How Many Agencies can Travel Nurses Work with at One Time?
Travel nurses can work with multiple agencies and recruiters when searching for a job. Travel nurses do not need to stay with the same agency and recruiter throughout their whole career, and can be working with multiple agencies at one time while looking for a new assignment. They just need to be sure that they aren’t submitted for the same job by different agencies.
A recruiter will submit a nurse to a job once they have verified the nurse meets the hiring requirements. Travel nurses can choose where they want to work, there are usually jobs available in all states, but must be licensed in the state where they are going to work, whether that be a single state nursing license, or compact RN license. They also must meet all of the agency and facility prerequisites for documentation before they can begin an assignment.

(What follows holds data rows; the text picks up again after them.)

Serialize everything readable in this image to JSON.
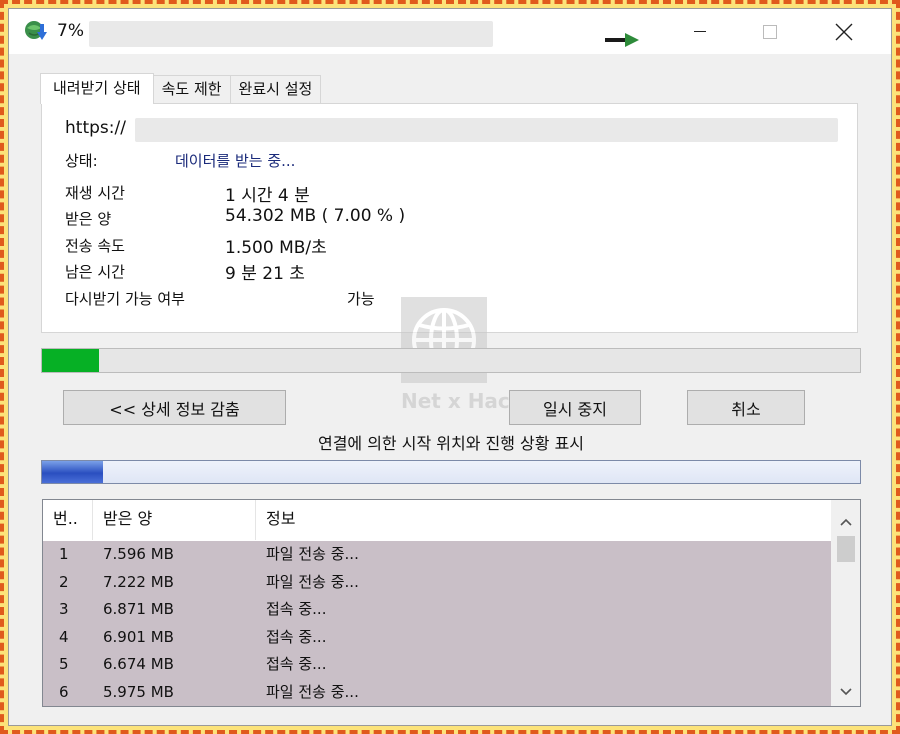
{
  "window": {
    "title": "7%",
    "colors": {
      "progress_fill": "#06b025",
      "connection_fill": "#2a4fc0",
      "list_row_bg": "#c9bfc7"
    }
  },
  "tabs": [
    {
      "label": "내려받기 상태",
      "active": true
    },
    {
      "label": "속도 제한",
      "active": false
    },
    {
      "label": "완료시 설정",
      "active": false
    }
  ],
  "status": {
    "url_prefix": "https://",
    "status_label": "상태:",
    "status_value": "데이터를 받는 중...",
    "rows": [
      {
        "label": "재생 시간",
        "value": "1 시간 4 분"
      },
      {
        "label": "받은 양",
        "value": "54.302  MB  ( 7.00 % )"
      },
      {
        "label": "전송 속도",
        "value": "1.500  MB/초"
      },
      {
        "label": "남은 시간",
        "value": "9 분 21 초"
      }
    ],
    "resume_label": "다시받기 가능 여부",
    "resume_value": "가능"
  },
  "progress": {
    "percent": 7.0
  },
  "buttons": {
    "details": "<< 상세 정보 감춤",
    "pause": "일시 중지",
    "cancel": "취소"
  },
  "connection": {
    "caption": "연결에 의한 시작 위치와 진행 상황 표시",
    "fraction": 0.075
  },
  "list": {
    "headers": [
      "번..",
      "받은 양",
      "정보"
    ],
    "rows": [
      {
        "n": "1",
        "size": "7.596  MB",
        "info": "파일 전송 중..."
      },
      {
        "n": "2",
        "size": "7.222  MB",
        "info": "파일 전송 중..."
      },
      {
        "n": "3",
        "size": "6.871  MB",
        "info": "접속 중..."
      },
      {
        "n": "4",
        "size": "6.901  MB",
        "info": "접속 중..."
      },
      {
        "n": "5",
        "size": "6.674  MB",
        "info": "접속 중..."
      },
      {
        "n": "6",
        "size": "5.975  MB",
        "info": "파일 전송 중..."
      }
    ]
  },
  "watermark": {
    "text": "Net x Hack"
  },
  "icons": {
    "app": "globe-download-icon",
    "minimize": "minimize-icon",
    "maximize": "maximize-icon",
    "close": "close-icon",
    "scroll_up": "chevron-up-icon",
    "scroll_down": "chevron-down-icon"
  }
}
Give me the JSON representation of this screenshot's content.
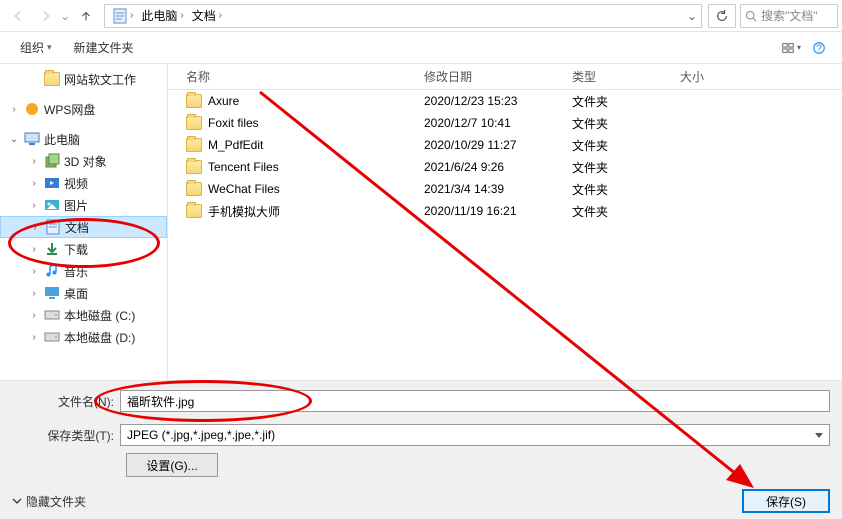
{
  "nav": {
    "breadcrumb": [
      "此电脑",
      "文档"
    ],
    "search_placeholder": "搜索\"文档\""
  },
  "toolbar": {
    "organize": "组织",
    "new_folder": "新建文件夹"
  },
  "tree": {
    "items": [
      {
        "label": "网站软文工作",
        "expand": "",
        "icon": "folder",
        "indent": 1
      },
      {
        "label": "",
        "spacer": true
      },
      {
        "label": "WPS网盘",
        "expand": "›",
        "icon": "wps",
        "indent": 0
      },
      {
        "label": "",
        "spacer": true
      },
      {
        "label": "此电脑",
        "expand": "⌄",
        "icon": "pc",
        "indent": 0
      },
      {
        "label": "3D 对象",
        "expand": "›",
        "icon": "3d",
        "indent": 1
      },
      {
        "label": "视频",
        "expand": "›",
        "icon": "video",
        "indent": 1
      },
      {
        "label": "图片",
        "expand": "›",
        "icon": "pictures",
        "indent": 1
      },
      {
        "label": "文档",
        "expand": "›",
        "icon": "doc",
        "indent": 1,
        "selected": true
      },
      {
        "label": "下载",
        "expand": "›",
        "icon": "download",
        "indent": 1
      },
      {
        "label": "音乐",
        "expand": "›",
        "icon": "music",
        "indent": 1
      },
      {
        "label": "桌面",
        "expand": "›",
        "icon": "desktop",
        "indent": 1
      },
      {
        "label": "本地磁盘 (C:)",
        "expand": "›",
        "icon": "disk",
        "indent": 1
      },
      {
        "label": "本地磁盘 (D:)",
        "expand": "›",
        "icon": "disk",
        "indent": 1
      }
    ]
  },
  "filelist": {
    "columns": {
      "name": "名称",
      "date": "修改日期",
      "type": "类型",
      "size": "大小"
    },
    "rows": [
      {
        "name": "Axure",
        "date": "2020/12/23 15:23",
        "type": "文件夹"
      },
      {
        "name": "Foxit files",
        "date": "2020/12/7 10:41",
        "type": "文件夹"
      },
      {
        "name": "M_PdfEdit",
        "date": "2020/10/29 11:27",
        "type": "文件夹"
      },
      {
        "name": "Tencent Files",
        "date": "2021/6/24 9:26",
        "type": "文件夹"
      },
      {
        "name": "WeChat Files",
        "date": "2021/3/4 14:39",
        "type": "文件夹"
      },
      {
        "name": "手机模拟大师",
        "date": "2020/11/19 16:21",
        "type": "文件夹"
      }
    ]
  },
  "form": {
    "filename_label": "文件名(N):",
    "filename_value": "福昕软件.jpg",
    "filetype_label": "保存类型(T):",
    "filetype_value": "JPEG (*.jpg,*.jpeg,*.jpe,*.jif)",
    "settings": "设置(G)...",
    "hide_folders": "隐藏文件夹",
    "save": "保存(S)"
  },
  "icon_colors": {
    "wps": "#f5a623",
    "video": "#3a7bd5",
    "pictures": "#3ab0d5",
    "download": "#2e8b57",
    "music": "#1e90ff",
    "desktop": "#4aa3df",
    "disk": "#888",
    "3d": "#5b8a3c",
    "doc": "#3a7bd5",
    "pc": "#3a7bd5"
  }
}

Travel nurses usually interview with someone at the hospital or facility after their application has been submitted and reviewed by the hiring unit. Once the facility hires the nurse, the nurse then has to find housing and figure out how they are going to get to the assignment location. Travel nurses can take agency-provided housing, but that usually takes a big chunk of pay out of their blended rate.

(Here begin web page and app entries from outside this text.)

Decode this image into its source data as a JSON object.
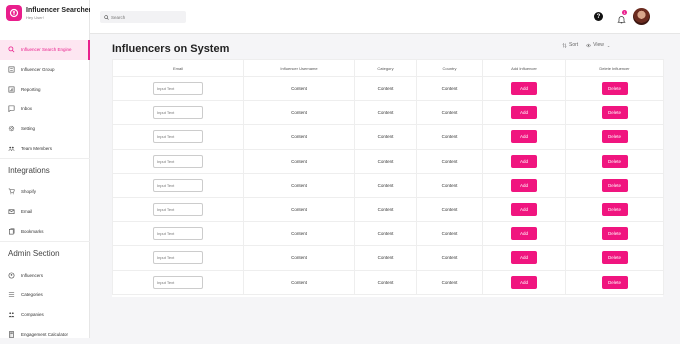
{
  "brand": {
    "title": "Influencer Searcher",
    "subtitle": "Hey User!"
  },
  "sidebar": {
    "items": [
      {
        "label": "Influencer Search Engine",
        "icon": "search-icon",
        "active": true
      },
      {
        "label": "Influencer Group",
        "icon": "group-icon"
      },
      {
        "label": "Reporting",
        "icon": "report-icon"
      },
      {
        "label": "Inbox",
        "icon": "inbox-icon"
      },
      {
        "label": "Setting",
        "icon": "gear-icon"
      },
      {
        "label": "Team Members",
        "icon": "team-icon"
      }
    ],
    "integrations_title": "Integrations",
    "integrations": [
      {
        "label": "Shopify",
        "icon": "cart-icon"
      },
      {
        "label": "Email",
        "icon": "mail-icon"
      },
      {
        "label": "Bookmarks",
        "icon": "bookmark-icon"
      }
    ],
    "admin_title": "Admin Section",
    "admin": [
      {
        "label": "Influencers",
        "icon": "influencer-icon"
      },
      {
        "label": "Categories",
        "icon": "list-icon"
      },
      {
        "label": "Companies",
        "icon": "building-icon"
      },
      {
        "label": "Engagement Calculator",
        "icon": "calculator-icon"
      }
    ]
  },
  "topbar": {
    "search_placeholder": "Search",
    "help": "?",
    "notifications": "1"
  },
  "main": {
    "title": "Influencers on System",
    "sort_label": "Sort",
    "view_label": "View"
  },
  "table": {
    "headers": [
      "Email",
      "Influencer Username",
      "Category",
      "Country",
      "Add Influencer",
      "Delete Influencer"
    ],
    "input_placeholder": "Input Text",
    "add_label": "Add",
    "delete_label": "Delete",
    "rows": [
      {
        "username": "Content",
        "category": "Content",
        "country": "Content"
      },
      {
        "username": "Content",
        "category": "Content",
        "country": "Content"
      },
      {
        "username": "Content",
        "category": "Content",
        "country": "Content"
      },
      {
        "username": "Content",
        "category": "Content",
        "country": "Content"
      },
      {
        "username": "Content",
        "category": "Content",
        "country": "Content"
      },
      {
        "username": "Content",
        "category": "Content",
        "country": "Content"
      },
      {
        "username": "Content",
        "category": "Content",
        "country": "Content"
      },
      {
        "username": "Content",
        "category": "Content",
        "country": "Content"
      },
      {
        "username": "Content",
        "category": "Content",
        "country": "Content"
      }
    ]
  },
  "colors": {
    "accent": "#f0157f",
    "active_bg": "#fde6f1"
  }
}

Travel nurses are paid as ‘temporary workers’ and must meet a minimum distance from home requirement in order to be eligible for tax free stipends as part of their travel nursing pay package. If a nurse is eligible for stipends and can claim a permanent tax home, the pay packages are much different than a staff nurse pay package. The hourly taxable wage will most likely be low, usually around $20-30/hour. The rest of the pay is in tax-free stipends, resulting in a much higher ‘blended’ rate- usually at least $60/hour (but, the nurse is only being taxed on $20/hour).
How Long is a Travel Nursing Contract?
Most travel nurses work full time, and the contracts have traditionally lasted 13 weeks (although, the COVID-19 pandemic saw much shorter contracts during crisis). If you get the job you will work the length of the contract, and may or may not be offered to extend that contract further. The extension is always optional, never required. Travel nurses may also take unlimited time off between contracts, but that time is not paid.
Travel nursing requires at least one year of paid clinical experience (requirements may change with different facilities) as a nurse. Some of the higher acuity specialties, like ICU, may require two years at many facilities. If this is your first time check out our guide to applying for your first travel nursing job!
Is travel nursing a career?
Yes! A lot of travel nurses travel for years before going back to a permanent staff position, and some just keep traveling! You gain so much experience as a traveler and it’s a great way to see all of the country! Read more about developing your travel nursing career!